Election Commission should stop being an ostrich hiding its head in the sand and own up courageously to its fundamental flaws to seek the co-operation of all political parties to do a better job of its constitutional mandate to conduct free, fair and clean elections
by Lim Kit Siang
(Penang, Wednesday): The Election Commission should stop being an ostrich hiding its head in the sand and own up courageously to its fundamental flaws and seek the co-operation of all political parties to do a better job of its constitutional mandate to conduct free, fair and clean elections.
Election Commission Chairman Datuk Wira Abdul Rashid Abdul Rahman yesterday accused me of “keterlaluan” in making various allegations against the Election Commission without proof. (Berita Harian)
I would like to ask Rashid what are the criticisms which I had levelled against the Election Commission for failing its constitutional mandate to conduct free, fair and clean elections which he requires proof, and I am prepared to compile a full dossier of such substantiation for him.
I had in the past few days called on the Election Commission to stop wasting time and resources on less essential and even trivial matters like poster/banner monitoring squads and focus on its primary constitutional duties to conduct free, fair and clean elections, and I stand by my criticisms.
Election Commission secretary Datuk Wan Ahmad Wan Omar said on Saturday that an election monitoring squad will be set up for each of the parliamentary constituencies to monitor polling day and campaigns during elections.

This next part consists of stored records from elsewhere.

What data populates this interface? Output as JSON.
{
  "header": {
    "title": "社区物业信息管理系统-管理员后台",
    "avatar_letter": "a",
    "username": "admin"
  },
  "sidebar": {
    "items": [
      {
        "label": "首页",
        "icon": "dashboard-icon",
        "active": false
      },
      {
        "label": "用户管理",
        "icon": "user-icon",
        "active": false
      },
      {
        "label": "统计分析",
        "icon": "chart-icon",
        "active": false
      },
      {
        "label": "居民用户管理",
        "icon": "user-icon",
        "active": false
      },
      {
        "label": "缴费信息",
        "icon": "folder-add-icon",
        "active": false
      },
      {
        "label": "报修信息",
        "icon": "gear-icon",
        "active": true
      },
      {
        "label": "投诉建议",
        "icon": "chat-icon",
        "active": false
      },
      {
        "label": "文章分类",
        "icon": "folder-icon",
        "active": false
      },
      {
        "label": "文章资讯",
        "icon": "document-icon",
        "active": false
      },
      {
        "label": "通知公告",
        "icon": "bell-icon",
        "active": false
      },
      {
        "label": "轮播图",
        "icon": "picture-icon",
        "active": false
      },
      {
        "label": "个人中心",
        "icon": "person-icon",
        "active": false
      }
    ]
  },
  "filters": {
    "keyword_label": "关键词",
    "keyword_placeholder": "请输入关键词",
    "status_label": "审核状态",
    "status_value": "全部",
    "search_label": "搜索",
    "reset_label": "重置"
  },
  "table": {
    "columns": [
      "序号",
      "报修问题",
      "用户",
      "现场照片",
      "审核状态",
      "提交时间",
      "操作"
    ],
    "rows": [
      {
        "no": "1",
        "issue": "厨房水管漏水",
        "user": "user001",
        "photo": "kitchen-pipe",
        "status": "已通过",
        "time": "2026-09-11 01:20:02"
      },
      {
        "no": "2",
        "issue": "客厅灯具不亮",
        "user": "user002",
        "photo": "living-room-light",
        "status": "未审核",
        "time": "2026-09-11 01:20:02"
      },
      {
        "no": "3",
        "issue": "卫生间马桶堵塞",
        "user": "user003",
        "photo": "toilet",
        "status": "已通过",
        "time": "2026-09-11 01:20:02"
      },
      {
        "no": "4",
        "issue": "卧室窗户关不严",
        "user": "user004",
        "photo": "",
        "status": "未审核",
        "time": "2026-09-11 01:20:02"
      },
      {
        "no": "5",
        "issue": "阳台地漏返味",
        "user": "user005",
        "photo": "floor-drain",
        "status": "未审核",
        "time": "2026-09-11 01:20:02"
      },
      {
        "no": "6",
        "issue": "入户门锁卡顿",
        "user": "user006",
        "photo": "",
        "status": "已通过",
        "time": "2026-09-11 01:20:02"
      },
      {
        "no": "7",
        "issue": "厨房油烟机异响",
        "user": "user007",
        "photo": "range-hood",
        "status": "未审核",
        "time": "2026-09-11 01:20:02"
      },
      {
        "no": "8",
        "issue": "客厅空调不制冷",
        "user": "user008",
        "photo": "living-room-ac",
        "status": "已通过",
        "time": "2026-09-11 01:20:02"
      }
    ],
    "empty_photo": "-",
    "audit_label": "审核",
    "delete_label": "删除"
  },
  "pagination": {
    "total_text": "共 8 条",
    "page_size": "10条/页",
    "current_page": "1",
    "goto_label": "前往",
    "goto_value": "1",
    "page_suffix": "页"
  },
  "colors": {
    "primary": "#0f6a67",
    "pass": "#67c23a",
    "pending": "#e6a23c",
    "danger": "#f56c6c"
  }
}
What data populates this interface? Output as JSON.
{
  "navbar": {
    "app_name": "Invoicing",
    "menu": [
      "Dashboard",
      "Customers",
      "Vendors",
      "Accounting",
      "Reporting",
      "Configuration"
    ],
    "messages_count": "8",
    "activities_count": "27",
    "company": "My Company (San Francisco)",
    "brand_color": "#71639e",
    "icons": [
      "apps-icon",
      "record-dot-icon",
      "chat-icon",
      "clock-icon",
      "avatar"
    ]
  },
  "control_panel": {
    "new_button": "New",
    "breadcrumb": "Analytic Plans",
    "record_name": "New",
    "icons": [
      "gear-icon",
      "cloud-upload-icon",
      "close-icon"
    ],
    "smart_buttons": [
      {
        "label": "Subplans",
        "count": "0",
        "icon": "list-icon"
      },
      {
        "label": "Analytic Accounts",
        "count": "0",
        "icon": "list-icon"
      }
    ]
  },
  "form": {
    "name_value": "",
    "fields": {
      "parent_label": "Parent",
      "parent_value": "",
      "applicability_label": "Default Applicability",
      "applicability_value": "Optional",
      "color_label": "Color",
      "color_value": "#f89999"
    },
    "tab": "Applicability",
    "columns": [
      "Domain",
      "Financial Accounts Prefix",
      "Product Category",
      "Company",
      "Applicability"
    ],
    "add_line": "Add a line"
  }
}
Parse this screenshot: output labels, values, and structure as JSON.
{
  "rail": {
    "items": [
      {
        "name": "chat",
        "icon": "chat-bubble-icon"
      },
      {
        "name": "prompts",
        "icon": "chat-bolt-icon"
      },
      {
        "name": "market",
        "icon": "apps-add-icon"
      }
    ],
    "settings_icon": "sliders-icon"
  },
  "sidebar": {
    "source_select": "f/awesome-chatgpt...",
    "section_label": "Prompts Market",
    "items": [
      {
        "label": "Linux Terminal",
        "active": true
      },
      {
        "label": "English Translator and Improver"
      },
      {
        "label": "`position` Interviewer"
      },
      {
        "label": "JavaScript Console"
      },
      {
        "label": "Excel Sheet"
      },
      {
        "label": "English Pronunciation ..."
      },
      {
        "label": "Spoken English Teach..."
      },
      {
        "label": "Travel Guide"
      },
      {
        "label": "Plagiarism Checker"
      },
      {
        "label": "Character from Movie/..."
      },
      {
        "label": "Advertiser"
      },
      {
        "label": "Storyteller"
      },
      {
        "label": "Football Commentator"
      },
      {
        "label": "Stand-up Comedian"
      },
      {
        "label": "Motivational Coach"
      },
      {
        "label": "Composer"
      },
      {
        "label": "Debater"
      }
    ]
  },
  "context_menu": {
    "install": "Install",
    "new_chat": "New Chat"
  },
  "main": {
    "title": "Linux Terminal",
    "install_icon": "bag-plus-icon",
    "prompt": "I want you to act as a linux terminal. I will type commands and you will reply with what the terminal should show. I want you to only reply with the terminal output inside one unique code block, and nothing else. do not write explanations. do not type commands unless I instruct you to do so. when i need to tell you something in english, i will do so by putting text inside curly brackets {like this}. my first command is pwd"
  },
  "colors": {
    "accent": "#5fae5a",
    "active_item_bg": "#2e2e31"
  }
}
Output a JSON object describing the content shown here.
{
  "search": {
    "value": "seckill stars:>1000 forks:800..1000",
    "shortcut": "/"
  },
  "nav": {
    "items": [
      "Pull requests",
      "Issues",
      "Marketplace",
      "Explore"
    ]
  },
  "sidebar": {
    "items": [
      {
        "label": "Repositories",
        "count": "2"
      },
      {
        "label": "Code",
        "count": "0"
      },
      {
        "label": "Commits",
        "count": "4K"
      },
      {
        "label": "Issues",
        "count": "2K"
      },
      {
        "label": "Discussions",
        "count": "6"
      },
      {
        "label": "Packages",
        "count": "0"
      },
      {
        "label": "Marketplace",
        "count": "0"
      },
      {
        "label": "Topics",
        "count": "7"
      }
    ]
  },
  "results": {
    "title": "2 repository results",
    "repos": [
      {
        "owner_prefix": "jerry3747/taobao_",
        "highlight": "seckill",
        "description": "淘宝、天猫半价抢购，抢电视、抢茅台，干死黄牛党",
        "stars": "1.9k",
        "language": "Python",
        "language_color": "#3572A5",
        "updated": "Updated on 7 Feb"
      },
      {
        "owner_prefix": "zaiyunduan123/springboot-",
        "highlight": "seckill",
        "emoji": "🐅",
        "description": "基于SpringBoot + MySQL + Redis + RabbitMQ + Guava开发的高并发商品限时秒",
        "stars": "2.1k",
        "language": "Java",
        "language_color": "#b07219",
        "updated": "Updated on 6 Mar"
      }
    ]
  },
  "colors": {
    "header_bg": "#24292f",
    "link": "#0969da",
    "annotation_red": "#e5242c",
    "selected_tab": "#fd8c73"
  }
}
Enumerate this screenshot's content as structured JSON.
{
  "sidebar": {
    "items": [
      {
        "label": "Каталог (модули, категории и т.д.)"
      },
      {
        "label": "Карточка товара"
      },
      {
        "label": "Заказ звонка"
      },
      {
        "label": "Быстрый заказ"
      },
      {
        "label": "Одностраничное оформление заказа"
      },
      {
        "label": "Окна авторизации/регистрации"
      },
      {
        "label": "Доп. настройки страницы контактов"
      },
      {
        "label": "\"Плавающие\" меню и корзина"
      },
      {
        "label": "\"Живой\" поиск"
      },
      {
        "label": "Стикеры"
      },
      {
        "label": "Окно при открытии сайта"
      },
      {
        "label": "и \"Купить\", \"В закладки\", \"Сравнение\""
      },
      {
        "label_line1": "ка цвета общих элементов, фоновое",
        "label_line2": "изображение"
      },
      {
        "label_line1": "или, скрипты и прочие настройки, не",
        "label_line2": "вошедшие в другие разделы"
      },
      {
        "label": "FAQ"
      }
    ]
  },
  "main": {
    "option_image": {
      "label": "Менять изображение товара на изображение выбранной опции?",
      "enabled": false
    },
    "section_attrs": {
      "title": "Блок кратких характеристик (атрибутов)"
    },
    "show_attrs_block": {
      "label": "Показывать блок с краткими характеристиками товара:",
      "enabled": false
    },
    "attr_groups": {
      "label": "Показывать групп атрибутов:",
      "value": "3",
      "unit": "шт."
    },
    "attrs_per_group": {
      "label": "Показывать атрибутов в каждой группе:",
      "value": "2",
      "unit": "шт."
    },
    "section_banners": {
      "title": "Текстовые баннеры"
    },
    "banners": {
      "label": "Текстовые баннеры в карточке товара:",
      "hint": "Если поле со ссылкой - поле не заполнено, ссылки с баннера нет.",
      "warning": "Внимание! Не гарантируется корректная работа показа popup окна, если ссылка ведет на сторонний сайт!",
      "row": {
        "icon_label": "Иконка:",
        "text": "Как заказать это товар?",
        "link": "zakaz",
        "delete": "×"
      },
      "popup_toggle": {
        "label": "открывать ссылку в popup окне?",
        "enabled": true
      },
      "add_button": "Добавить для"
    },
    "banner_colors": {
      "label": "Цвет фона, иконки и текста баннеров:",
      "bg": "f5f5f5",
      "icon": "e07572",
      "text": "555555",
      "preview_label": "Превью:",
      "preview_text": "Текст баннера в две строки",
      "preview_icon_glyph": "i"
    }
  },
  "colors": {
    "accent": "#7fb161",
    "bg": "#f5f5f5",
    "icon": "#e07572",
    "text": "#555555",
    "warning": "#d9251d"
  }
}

The squad, equipped with two four-wheel-drive vehicles, would include commission officials, candidates and representatives from the police and local authorities, to move around the constituency during the campaigning period to ensure all candidates adhere to the stipulated legislation and by-laws. The squad would be empowered to stop any activity which contravenes the law and take action against the offenders. It would be assigned to immediately remove banners or posters displayed at unauthorised areas and stop campaigners who give political speeches after the stipulated time.
I have described this as one of the most ridiculous proposals to come out of the Election Commission, not just because no candidate in any election would be so free as to be tied down in such a squad but because of the Election Commission’s total misconstruction of its constitutional mandate and what should be its primary responsibilities.
Something is very wrong about the Election Commission’s sense of priorities and its understanding of its constitutional mandate and responsibilities when it regards posters and banners as more important than the scandal of three million “phantom voters” who represent some 30 per cent of the total registered electorate, two million eligible voters but who are not on the electoral register and could not exercise their constitutional right to vote in an election, electoral abuses such as money politics, corrupt misuse of public resources and unfair media.
I had outlined eight areas which deserve higher priority and immediate attention of the Election Commission than minor or trivial concerns like poster/banner monitoring squads, viz:
There is an important ninth item to ensure an independent and credible Election Commission but this is outside the powers and jurisdiction of the Election Commission. As warned by University Kebangsaan Malaysia’s Institute of Malaysian and International Studies (Ikmas) after a two-year study, the Malaysian electoral system and the Election Commission are facing a grave crisis of credibility, legitimacy and confidence, and topping the list of its urgent major reforms is the discontinuance of civil service appointees to the Election Commission with the post of Chairman and commissioners filled by leading public figures from diverse backgrounds such as judiciary, academia, relevant professional bodies and former senior diplomats.
Rashid can also refer to Election Watch reports on the previous general elections for more documentation on the failures of the Election Commission to carry out its primary constitutional responsibility to conduct free, fair and clean elections, for instance, the Interim Report of the 1999 Malaysian General Election by Malaysian Citizens’ Election Watch which cast grave doubts on the ability of the Election Commission to conduct free, fair and clean elections.
The Election Commission should also stop playing favourites between ruling and opposition parties, when it should treat all political parties equally. Why should the Election Commission be meeting the ruling parties today and Opposition parties tomorrow when it should be meeting all political parties, whether ruling or opposition, together in the same meeting to discuss its three proposals to be tabled at the next parliamentary meeting, including its “Akujanji” proposal for candidates and political parties?
* Lim Kit Siang, DAP National Chairman